Oh yeah, and if floating hunks of carbs aren't enough for you, feel free to add some soup almonds, little diamond-shaped bits of crispy dough (shkedei marak in Hebrew). My husband calls them soup croutons, and my kids consider them mandatory.
Matzah Balls (Kneidlach) from Scratch (parve)
- 4 eggs
- ¼ cup oil, olive recommended - 60ml
- 1 ½ tsp celery salt
- ½ tsp salt, or more to taste
- ¼ tsp black pepper
- 1 cup matzah meal - 125g
- ¼ cup cold water or seltzer - 60ml
Make and chill the matzah ball mixture:
- Crack the eggs into a mixed bowl, and beat with a fork or whisk.
- Stir in the oil and the spices.
- Add the matzah meal to the bowl and stir until evenly combined.
- Then, add the cold water and stir again until well combined.
- Cover and refrigerate for 30 minutes and up to overnight.
Shape and cook the matzah balls:
- Fill a medium-sized pot filled ⅔ of the way with water. Bring the water to a rolling boil.

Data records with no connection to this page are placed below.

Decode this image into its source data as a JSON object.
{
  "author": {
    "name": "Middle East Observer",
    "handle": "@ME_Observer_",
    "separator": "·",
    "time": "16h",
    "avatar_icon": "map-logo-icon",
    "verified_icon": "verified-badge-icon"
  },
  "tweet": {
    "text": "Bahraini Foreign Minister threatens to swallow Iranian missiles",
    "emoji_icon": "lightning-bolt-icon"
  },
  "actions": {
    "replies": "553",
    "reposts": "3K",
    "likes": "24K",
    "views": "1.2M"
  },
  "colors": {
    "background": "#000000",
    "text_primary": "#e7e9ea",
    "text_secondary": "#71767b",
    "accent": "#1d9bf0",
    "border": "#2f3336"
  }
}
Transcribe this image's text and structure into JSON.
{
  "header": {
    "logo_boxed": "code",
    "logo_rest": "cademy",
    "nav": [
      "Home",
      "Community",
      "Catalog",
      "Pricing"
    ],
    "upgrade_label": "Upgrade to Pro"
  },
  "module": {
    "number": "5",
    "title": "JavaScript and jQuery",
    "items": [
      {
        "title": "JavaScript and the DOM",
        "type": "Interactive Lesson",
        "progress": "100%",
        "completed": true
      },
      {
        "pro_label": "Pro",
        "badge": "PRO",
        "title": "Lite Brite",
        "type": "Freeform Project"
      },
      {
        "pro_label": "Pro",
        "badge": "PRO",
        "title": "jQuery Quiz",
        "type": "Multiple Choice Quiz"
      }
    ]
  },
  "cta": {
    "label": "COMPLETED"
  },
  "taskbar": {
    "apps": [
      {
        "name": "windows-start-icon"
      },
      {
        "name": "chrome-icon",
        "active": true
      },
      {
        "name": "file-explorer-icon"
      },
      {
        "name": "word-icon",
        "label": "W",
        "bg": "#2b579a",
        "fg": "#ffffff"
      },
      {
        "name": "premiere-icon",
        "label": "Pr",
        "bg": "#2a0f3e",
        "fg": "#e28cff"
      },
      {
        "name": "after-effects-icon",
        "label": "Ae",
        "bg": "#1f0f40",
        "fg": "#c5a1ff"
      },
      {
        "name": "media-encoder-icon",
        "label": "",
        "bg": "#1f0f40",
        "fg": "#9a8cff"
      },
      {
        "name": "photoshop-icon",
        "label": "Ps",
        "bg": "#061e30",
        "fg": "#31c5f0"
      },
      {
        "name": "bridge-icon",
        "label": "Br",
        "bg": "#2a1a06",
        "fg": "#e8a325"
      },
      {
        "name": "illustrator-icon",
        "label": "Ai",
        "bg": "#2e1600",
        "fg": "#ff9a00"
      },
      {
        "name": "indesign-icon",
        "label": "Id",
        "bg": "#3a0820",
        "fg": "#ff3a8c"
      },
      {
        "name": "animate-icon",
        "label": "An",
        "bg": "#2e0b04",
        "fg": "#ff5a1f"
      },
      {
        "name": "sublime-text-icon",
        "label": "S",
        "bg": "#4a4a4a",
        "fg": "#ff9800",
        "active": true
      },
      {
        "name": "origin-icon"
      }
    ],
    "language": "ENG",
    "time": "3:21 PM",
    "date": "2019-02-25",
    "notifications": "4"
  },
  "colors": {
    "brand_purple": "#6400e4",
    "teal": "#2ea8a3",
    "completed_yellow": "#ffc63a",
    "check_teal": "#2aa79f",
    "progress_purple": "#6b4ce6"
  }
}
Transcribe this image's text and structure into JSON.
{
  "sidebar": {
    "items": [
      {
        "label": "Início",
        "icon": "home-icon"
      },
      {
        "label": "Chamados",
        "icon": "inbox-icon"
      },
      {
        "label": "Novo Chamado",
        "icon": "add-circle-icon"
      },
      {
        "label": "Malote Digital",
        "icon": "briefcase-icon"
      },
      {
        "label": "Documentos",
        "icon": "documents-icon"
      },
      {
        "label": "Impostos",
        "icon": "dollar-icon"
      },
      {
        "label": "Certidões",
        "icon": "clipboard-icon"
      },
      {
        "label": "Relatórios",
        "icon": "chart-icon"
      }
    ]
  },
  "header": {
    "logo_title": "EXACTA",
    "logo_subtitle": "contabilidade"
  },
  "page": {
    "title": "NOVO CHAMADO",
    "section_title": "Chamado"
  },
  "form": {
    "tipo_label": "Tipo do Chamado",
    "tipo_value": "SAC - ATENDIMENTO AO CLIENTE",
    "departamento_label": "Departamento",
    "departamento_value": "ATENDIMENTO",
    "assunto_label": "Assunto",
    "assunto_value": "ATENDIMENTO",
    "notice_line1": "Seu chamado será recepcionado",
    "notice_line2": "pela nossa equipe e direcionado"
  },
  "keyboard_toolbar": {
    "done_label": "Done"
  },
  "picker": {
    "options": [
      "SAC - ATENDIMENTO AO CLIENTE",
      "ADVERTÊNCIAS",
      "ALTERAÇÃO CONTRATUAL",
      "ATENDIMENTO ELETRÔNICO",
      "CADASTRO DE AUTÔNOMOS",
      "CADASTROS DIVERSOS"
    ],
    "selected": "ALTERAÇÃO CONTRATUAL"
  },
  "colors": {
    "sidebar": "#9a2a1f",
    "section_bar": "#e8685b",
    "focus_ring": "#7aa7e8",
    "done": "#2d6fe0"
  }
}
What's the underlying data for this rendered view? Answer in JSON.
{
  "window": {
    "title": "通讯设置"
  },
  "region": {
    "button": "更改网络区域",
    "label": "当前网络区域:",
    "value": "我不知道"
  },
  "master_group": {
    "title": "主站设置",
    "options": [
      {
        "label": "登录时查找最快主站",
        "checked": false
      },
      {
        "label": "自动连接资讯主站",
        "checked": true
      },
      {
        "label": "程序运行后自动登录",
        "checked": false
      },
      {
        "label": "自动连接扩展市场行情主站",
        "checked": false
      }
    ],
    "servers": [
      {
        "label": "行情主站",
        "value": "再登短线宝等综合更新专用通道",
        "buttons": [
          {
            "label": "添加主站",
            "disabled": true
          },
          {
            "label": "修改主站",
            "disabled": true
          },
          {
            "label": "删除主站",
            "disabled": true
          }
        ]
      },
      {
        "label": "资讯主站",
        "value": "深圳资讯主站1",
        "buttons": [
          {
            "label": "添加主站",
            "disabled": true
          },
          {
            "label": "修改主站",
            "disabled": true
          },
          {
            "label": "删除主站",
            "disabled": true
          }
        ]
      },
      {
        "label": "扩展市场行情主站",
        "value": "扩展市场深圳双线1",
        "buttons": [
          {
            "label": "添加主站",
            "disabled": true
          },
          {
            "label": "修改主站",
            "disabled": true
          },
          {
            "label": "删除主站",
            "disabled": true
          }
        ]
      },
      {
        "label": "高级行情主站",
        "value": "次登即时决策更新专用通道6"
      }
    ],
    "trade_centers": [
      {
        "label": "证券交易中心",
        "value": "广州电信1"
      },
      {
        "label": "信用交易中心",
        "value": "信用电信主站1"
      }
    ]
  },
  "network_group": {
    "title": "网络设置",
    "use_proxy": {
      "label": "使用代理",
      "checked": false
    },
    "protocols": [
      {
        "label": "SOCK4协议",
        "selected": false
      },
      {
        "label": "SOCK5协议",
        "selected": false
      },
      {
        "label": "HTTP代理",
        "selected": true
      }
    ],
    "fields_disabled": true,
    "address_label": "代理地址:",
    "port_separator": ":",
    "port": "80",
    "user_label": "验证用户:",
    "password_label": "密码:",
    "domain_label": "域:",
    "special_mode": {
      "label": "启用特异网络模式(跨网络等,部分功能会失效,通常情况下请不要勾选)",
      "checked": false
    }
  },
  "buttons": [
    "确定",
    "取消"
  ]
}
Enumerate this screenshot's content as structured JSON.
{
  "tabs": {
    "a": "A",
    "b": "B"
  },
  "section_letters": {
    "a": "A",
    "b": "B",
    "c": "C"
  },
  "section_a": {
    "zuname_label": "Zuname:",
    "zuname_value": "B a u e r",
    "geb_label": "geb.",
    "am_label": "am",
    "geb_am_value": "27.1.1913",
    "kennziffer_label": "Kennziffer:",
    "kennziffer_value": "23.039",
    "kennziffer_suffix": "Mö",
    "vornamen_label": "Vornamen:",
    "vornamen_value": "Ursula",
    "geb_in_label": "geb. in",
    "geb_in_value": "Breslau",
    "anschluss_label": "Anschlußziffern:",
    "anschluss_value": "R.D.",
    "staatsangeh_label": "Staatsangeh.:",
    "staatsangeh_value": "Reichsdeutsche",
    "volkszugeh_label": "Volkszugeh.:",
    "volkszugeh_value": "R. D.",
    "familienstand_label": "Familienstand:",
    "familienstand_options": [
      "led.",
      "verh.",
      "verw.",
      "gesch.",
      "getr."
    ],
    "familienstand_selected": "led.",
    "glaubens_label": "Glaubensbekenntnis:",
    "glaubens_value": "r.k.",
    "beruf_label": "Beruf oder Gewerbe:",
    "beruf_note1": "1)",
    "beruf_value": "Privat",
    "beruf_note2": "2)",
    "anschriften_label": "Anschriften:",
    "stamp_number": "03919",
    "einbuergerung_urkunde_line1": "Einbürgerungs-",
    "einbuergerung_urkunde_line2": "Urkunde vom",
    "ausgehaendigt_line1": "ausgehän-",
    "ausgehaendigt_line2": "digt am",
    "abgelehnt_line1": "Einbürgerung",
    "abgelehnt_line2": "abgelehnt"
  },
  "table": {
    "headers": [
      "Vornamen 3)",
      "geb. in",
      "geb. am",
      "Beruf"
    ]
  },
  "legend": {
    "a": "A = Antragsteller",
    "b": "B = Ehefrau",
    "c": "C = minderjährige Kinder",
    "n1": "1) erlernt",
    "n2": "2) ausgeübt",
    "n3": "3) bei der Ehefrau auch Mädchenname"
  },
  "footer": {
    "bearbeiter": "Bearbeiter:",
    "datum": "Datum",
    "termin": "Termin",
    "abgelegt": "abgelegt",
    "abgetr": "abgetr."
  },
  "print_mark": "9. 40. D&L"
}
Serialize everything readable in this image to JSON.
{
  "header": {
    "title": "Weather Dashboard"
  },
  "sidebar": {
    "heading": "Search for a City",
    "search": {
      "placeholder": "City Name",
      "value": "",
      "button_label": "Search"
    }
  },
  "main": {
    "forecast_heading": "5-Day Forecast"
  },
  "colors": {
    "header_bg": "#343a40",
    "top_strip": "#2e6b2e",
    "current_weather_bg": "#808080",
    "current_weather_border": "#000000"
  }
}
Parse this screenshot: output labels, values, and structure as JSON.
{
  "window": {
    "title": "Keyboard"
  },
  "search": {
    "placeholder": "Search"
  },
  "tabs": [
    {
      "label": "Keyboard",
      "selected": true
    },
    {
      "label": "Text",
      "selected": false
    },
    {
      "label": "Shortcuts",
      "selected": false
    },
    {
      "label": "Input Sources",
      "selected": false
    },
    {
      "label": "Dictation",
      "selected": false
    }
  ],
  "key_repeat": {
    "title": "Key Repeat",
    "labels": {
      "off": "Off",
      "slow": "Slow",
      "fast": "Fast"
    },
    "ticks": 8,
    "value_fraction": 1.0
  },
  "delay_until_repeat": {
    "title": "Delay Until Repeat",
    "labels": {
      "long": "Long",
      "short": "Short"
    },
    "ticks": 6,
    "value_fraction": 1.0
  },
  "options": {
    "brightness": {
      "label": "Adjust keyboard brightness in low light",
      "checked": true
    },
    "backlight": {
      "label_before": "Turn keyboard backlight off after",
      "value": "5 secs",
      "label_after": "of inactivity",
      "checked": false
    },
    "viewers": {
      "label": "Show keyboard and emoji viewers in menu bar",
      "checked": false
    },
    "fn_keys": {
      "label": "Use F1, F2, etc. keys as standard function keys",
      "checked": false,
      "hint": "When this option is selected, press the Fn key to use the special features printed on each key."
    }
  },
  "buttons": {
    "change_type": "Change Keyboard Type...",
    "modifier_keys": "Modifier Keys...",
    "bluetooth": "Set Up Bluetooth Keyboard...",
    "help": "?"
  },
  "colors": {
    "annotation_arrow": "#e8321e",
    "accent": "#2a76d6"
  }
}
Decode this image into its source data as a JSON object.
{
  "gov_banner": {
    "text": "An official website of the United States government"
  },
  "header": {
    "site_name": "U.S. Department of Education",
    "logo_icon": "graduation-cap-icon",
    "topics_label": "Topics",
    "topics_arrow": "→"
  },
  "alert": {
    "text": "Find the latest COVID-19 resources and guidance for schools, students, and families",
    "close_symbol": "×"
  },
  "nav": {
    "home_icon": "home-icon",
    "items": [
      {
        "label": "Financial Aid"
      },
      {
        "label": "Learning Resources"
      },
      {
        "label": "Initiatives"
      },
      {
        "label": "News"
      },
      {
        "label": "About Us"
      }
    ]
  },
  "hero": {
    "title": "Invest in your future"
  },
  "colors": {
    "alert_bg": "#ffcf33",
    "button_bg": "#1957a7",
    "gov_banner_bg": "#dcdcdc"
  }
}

- When the water is boiling, remove the matzah ball mix from the fridge. Working next to the cooktop, form the mixture in balls about 1" / 2.5cm in diameter by rolling them in your hands. Drop them one by one into the boiling water.
- When the matzah balls float to the surface of the water, about 5 minutes, let them cook for 1 more minute and remove with a skimmer or slotted spoon.
- Serve in soup; you can set these aside until ready to serve or store in the refrigerator and reheat in the soup.